Most Americans Expect to Spend the Same or Less This Holiday Season

News Release, Bankrate.com

Concerns about the economy and personal finances drive behavior, especially for Younger Millennials

New York – November 25, 2019 – 74% of U.S. adults will not increase their holiday spending this year according to a new survey by Bankrate.com. This includes 22% who plan to spend less than they did last year. Just under a three in ten (27%) of those who won’t increase their spending say it’s because they are concerned about the state of their finances and/or the economy. Younger millennials (23-29) are the most concerned (33%) when compared to older generations.

U.S. adults report the specific reasons why they will not spend more:

  • 28% say they are focused on saving money
  • 27% are concerned about the state of their finances and/or the economy
  • 26% don’t have as much money as they did last year
  • 22% say they are focused on paying back debt

Of those who plan to spend any amount of money this holiday season, 56% say they will pay for all their purchases with money they already have. Another 37% will use a credit card to pay for some portion of their holiday expenses. 6% are still unsure about how they will finance their holiday expenses.

“It is heartening to see that so many Americans plan to avoid going into debt for holiday purchases, helping to avert a financial hangover in the new year, “says Bankrate Senior Economic Analyst Mark Hamrick. “Still, of those planning to spend, more than one-third do plan to use credit. For these individuals, we recommend paying the debt or balance off within the billing cycle before costly interest charges hit.”

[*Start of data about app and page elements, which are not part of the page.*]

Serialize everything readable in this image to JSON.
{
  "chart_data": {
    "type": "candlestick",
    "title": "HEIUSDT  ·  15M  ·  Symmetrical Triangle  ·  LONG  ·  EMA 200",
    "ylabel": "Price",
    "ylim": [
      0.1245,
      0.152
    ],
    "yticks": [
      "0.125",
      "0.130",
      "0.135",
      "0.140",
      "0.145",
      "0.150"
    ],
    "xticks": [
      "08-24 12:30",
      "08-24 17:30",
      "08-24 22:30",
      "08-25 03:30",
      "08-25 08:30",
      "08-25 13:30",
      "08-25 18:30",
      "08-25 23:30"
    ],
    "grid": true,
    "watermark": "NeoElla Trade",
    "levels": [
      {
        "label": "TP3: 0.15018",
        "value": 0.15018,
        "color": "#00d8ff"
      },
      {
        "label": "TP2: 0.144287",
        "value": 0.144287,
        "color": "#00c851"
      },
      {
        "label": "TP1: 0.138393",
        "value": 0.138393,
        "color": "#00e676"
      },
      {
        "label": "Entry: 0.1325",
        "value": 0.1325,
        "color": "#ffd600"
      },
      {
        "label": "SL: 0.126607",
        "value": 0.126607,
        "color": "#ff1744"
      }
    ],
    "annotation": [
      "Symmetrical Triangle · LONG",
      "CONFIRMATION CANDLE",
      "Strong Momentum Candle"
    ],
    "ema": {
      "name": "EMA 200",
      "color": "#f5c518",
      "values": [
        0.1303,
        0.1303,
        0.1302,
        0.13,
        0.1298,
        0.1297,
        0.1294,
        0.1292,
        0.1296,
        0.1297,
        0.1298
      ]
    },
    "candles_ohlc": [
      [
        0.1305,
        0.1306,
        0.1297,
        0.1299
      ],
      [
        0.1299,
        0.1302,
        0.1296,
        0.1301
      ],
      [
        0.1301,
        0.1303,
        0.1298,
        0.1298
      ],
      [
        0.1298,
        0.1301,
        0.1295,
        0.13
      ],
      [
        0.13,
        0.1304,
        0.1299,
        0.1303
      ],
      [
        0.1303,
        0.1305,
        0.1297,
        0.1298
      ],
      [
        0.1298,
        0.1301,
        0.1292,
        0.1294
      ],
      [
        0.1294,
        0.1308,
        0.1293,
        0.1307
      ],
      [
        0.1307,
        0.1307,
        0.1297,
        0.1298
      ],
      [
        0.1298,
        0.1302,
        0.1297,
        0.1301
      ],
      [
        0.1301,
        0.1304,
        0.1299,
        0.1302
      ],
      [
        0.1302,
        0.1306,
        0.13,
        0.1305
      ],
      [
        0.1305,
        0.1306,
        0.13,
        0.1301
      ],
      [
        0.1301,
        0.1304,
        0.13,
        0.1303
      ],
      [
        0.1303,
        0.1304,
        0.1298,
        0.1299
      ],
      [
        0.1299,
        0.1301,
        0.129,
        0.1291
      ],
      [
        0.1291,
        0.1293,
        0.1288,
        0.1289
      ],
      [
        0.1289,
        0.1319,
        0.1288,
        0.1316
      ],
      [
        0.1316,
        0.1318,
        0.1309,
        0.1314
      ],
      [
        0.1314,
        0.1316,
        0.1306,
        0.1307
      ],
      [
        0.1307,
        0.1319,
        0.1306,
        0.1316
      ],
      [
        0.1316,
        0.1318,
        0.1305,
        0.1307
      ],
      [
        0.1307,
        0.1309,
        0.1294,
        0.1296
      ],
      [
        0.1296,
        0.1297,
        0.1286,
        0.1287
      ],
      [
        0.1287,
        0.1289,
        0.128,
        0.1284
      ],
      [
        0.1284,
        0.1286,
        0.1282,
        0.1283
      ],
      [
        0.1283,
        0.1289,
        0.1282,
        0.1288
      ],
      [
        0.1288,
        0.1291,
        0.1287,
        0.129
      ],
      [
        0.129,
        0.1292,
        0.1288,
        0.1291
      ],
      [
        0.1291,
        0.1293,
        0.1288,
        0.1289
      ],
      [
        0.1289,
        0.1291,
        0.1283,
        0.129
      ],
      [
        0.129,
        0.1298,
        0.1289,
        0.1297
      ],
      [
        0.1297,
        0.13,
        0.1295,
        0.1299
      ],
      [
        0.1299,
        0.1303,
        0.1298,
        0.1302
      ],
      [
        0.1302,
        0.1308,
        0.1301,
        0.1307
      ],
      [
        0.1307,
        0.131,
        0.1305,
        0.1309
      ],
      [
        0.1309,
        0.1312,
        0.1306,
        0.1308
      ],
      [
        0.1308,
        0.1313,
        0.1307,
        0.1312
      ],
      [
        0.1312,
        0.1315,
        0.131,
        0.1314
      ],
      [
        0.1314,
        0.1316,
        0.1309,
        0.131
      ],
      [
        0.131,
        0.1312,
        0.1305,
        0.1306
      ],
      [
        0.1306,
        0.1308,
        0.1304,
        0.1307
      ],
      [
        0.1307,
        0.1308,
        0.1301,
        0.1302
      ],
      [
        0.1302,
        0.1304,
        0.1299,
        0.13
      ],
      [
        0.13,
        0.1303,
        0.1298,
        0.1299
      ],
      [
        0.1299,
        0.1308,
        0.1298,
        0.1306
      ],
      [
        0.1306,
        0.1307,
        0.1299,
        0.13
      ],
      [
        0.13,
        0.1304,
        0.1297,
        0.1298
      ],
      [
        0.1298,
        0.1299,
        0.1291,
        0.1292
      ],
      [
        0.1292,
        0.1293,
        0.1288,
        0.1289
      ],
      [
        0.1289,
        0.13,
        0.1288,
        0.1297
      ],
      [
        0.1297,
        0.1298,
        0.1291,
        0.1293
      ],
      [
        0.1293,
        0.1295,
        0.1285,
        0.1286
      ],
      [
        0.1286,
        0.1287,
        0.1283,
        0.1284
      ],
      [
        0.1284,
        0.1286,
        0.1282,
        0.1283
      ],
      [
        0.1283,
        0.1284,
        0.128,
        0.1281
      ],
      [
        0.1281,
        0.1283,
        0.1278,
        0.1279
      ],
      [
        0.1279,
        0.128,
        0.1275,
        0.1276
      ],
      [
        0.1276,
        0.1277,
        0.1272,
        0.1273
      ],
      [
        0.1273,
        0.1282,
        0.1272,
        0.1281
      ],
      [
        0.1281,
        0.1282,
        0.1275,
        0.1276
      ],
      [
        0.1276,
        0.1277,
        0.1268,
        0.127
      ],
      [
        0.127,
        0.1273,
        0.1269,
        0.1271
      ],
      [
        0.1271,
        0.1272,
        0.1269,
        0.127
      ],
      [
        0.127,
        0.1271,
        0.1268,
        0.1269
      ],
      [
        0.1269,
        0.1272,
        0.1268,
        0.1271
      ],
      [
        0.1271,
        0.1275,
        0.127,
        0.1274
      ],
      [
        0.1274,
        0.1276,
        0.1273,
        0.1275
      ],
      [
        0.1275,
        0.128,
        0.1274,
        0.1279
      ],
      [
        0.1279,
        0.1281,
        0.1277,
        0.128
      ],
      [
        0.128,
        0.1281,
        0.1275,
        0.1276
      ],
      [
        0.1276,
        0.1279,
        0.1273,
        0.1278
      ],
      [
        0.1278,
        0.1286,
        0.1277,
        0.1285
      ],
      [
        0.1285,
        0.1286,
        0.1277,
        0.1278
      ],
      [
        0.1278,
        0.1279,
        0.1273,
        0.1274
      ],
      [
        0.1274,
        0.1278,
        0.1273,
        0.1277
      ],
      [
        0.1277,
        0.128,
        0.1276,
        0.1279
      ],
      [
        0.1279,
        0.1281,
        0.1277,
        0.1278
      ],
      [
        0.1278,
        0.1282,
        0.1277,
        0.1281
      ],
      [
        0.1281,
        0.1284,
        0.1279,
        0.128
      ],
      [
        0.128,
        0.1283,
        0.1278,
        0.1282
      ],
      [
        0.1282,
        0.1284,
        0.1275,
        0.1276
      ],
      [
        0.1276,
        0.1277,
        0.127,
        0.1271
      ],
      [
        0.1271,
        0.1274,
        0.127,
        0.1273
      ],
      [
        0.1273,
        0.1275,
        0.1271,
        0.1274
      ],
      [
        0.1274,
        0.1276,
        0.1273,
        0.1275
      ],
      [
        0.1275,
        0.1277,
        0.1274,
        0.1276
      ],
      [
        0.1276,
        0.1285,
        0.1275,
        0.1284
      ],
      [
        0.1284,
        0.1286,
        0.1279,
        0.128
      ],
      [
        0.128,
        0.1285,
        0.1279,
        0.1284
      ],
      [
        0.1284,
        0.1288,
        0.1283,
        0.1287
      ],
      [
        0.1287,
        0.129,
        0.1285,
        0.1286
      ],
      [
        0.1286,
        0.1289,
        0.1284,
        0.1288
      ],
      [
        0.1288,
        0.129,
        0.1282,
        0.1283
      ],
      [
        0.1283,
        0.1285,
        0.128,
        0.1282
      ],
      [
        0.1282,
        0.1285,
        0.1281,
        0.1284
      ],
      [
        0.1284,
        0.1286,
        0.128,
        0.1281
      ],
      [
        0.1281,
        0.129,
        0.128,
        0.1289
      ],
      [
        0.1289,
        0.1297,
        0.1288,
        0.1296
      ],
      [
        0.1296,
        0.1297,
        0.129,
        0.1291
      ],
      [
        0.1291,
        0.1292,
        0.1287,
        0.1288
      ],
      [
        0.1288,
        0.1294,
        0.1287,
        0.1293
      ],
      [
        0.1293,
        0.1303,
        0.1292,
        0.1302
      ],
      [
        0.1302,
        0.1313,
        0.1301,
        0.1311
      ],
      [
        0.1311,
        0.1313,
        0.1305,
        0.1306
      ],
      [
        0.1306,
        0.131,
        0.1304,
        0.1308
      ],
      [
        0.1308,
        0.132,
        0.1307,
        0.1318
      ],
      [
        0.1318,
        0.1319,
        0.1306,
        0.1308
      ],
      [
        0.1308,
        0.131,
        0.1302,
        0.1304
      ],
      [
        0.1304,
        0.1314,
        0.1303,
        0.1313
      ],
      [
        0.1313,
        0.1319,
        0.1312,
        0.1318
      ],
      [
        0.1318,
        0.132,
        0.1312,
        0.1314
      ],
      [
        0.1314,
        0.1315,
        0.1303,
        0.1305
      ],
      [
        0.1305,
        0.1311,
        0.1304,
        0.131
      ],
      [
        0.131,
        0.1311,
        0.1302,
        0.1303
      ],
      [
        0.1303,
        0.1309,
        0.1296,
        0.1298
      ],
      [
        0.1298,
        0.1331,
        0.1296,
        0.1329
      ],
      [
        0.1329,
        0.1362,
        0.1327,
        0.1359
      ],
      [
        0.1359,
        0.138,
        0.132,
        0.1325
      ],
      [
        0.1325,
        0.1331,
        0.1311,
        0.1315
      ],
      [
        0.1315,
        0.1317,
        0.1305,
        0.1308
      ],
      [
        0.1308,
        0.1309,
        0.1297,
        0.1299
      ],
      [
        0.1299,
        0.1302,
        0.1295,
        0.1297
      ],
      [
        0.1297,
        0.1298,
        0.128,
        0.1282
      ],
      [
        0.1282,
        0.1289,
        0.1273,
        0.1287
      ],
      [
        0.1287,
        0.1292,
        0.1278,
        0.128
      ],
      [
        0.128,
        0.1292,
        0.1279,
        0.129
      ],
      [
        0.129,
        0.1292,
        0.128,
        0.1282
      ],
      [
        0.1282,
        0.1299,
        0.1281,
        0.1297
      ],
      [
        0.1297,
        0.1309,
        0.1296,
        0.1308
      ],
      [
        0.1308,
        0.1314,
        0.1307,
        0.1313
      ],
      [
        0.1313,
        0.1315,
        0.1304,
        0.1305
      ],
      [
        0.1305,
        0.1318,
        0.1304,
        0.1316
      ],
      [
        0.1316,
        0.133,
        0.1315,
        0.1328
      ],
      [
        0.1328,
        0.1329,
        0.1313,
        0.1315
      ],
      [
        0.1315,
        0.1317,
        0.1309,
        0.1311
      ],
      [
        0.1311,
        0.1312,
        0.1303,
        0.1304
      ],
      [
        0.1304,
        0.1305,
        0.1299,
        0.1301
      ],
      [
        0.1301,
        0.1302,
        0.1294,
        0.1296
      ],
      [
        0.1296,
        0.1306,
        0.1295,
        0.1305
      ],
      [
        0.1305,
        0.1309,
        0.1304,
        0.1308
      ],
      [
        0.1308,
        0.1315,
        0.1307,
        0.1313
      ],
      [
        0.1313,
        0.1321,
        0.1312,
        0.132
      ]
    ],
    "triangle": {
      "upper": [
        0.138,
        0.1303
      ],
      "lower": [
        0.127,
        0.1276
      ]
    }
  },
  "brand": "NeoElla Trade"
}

Spending Expectations Vary by Demographic

While 46% of those living in the lowest income households will spend about the same as last year, they are the most conservative group when it comes it holiday spending, with 24% of those earning under $30,000/year reporting they will spend less this year than last year vs. 18% of those earning $80,000/year or more saying the same.

Their need to do so is clear: 37% of the lowest earners (under $30,000/year) report not having as much money to spend as they did last year while only 13% of the highest earners ($80,000/year or more) say the same. They are also more concerned with the state of their finances and/or the economy at large: 31% of the lowest earners claim this is their reason to spend less while only 20% of the highest earners feel the same way.

While being more cautious with the money they do spend, the lowest earners are not as prepared to pay for their holiday expenses as the highest earners are. 61% of higher earners will pay for their holiday purchases with money they already have while just 53% of those earning $30,000k/year or less are able to do the same. 10% of lower earners still don’t know how they will pay for their holiday purchases (vs. just 2% of the highest earners).

With their financial lives more settled, baby boomers are most likely to pay for their holiday expenses entirely with money they’ve saved vs. using a credit card for some portion of their purchases (61% vs. 53% of millennials).

Methodology: Bankrate.com commissioned YouGov Plc to conduct a consumer survey. The total sample size was 2,686 adults. Fieldwork was undertaken on October 23-25, 2019. The survey was carried out online and meets rigorous quality standards. It employed a non-probability-based sample using both quotas upfront during collection and then a weighting scheme on the back end designed and proven to provide nationally representative results.


David M. Higgins II

David M. Higgins was born in Baltimore and grew up in Southern Maryland. He has had a passion for journalism since high school. After spending many years in the Hospitality Industry he began working in Digital Marketing, eventually leading him back to his passion. David started The Southern Maryland Chronicle in December 2017 and has grown it to become the #1 news source in Southern Maryland.

David M. Higgins II has 11170 posts and counting. See all posts by David M. Higgins II